(Dataset rows describing interfaces)
————
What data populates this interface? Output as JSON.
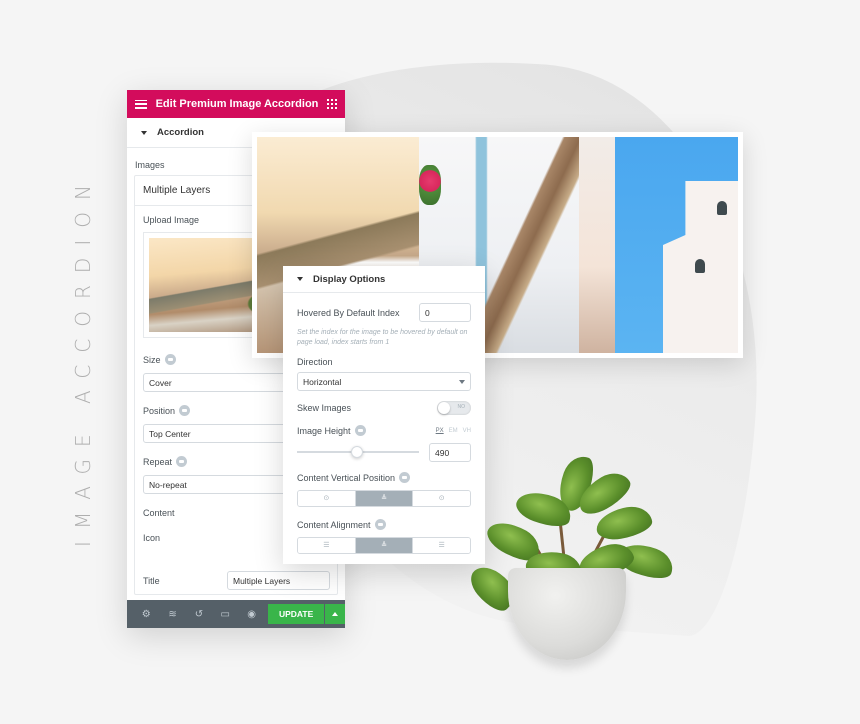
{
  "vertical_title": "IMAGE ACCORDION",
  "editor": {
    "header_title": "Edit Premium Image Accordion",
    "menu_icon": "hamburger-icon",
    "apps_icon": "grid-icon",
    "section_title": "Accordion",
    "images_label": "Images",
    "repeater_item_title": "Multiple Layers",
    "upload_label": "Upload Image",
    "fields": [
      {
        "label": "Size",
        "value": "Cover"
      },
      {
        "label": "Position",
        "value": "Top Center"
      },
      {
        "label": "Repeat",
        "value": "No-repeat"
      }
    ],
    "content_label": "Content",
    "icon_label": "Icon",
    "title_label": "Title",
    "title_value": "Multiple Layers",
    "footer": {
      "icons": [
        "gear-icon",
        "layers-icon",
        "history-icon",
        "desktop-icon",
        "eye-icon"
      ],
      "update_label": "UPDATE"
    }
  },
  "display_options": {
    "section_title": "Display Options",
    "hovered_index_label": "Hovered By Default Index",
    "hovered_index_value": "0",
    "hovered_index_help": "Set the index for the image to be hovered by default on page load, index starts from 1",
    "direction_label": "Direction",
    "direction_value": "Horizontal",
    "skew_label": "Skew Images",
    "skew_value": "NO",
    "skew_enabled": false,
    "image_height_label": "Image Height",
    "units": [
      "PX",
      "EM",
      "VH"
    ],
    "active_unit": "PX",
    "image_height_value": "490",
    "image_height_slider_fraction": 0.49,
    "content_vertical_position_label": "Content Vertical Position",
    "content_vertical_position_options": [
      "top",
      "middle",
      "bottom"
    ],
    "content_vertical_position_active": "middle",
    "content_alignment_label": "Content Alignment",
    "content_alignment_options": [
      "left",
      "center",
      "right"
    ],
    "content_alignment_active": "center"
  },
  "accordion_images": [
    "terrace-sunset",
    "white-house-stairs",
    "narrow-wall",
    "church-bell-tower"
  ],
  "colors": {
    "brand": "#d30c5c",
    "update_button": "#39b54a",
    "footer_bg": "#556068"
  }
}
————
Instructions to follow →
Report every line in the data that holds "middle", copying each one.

Exercise response →
      "middle",
    "content_vertical_position_active": "middle",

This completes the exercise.